• [INFORMATION SUPPLIED]:
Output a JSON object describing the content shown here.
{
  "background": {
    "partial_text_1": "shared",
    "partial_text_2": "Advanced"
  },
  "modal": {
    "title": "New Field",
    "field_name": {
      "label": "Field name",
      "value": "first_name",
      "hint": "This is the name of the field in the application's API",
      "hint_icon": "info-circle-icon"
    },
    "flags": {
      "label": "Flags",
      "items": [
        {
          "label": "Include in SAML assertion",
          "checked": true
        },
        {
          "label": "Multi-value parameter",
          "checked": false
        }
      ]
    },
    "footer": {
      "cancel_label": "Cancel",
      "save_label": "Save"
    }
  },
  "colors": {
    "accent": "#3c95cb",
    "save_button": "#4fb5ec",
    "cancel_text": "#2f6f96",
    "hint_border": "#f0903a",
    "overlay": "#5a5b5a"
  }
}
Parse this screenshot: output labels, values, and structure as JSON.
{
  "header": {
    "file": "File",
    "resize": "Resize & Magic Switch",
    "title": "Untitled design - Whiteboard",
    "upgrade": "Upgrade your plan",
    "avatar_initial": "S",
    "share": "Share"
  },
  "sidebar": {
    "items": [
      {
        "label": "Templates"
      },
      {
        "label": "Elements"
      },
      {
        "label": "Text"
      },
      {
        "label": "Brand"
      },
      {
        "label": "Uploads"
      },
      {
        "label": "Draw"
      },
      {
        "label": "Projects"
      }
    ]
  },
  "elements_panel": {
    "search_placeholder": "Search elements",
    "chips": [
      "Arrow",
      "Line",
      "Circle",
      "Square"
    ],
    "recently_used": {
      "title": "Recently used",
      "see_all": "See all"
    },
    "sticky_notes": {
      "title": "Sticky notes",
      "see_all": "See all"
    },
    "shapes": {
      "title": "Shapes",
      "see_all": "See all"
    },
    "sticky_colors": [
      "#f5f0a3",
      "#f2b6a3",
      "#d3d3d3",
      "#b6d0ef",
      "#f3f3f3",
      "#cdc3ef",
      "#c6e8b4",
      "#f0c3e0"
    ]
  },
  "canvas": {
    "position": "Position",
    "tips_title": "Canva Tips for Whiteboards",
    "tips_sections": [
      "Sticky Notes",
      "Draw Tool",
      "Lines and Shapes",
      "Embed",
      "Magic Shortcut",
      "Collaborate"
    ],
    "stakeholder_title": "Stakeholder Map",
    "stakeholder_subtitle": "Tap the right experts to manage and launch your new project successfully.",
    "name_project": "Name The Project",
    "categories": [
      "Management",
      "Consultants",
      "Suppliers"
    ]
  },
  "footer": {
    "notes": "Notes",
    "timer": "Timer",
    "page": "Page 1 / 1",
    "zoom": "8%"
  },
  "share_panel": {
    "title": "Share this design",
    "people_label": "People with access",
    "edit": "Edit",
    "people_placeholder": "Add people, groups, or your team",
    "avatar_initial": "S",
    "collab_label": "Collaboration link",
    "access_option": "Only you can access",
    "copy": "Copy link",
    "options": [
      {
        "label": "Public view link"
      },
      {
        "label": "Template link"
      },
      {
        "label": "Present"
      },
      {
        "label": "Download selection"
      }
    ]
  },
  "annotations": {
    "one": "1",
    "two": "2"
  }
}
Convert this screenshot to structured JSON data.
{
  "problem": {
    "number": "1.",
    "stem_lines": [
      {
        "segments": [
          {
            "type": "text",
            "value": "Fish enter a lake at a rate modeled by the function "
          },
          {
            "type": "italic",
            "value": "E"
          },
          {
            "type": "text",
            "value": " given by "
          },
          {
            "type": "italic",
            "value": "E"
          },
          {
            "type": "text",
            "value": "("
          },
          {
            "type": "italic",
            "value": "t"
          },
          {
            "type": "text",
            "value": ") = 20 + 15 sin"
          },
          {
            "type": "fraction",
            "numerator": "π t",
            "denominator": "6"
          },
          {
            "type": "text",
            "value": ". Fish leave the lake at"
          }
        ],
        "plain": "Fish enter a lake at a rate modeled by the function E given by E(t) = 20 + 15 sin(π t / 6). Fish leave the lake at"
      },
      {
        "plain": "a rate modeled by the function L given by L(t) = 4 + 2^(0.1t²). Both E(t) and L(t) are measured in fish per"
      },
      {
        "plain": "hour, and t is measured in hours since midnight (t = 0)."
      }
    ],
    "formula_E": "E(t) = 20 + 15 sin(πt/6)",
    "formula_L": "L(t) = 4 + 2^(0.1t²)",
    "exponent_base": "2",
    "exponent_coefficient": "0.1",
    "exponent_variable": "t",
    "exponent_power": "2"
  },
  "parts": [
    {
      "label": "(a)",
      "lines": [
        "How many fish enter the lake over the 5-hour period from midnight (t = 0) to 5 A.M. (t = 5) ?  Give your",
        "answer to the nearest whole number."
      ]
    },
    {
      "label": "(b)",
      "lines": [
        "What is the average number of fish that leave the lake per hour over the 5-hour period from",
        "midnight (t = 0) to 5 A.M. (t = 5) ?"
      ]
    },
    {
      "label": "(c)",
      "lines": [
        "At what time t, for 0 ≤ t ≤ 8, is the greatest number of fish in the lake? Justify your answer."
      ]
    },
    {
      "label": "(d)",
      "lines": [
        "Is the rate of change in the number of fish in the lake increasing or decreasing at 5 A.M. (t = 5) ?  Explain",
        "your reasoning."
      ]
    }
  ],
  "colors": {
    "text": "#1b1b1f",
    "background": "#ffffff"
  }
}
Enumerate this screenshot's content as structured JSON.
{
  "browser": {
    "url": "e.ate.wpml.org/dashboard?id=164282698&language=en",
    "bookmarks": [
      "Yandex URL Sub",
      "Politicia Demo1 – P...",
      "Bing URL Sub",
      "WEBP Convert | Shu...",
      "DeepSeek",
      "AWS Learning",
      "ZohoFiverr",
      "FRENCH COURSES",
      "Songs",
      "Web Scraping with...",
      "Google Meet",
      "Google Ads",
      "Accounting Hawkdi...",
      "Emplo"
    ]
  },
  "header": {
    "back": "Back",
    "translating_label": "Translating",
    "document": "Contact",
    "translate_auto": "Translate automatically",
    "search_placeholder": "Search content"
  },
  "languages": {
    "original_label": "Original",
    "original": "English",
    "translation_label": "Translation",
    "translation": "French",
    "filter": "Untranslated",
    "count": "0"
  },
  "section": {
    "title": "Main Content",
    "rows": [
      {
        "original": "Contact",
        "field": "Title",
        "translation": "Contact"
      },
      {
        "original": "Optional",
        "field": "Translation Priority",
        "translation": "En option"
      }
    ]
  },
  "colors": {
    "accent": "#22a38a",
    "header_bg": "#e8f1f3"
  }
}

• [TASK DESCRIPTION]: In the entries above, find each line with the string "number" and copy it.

• [RESPONSE]:
    "number": "1.",
        "answer to the nearest whole number."
        "What is the average number of fish that leave the lake per hour over the 5-hour period from",
        "At what time t, for 0 ≤ t ≤ 8, is the greatest number of fish in the lake? Justify your answer."
        "Is the rate of change in the number of fish in the lake increasing or decreasing at 5 A.M. (t = 5) ?  Explain",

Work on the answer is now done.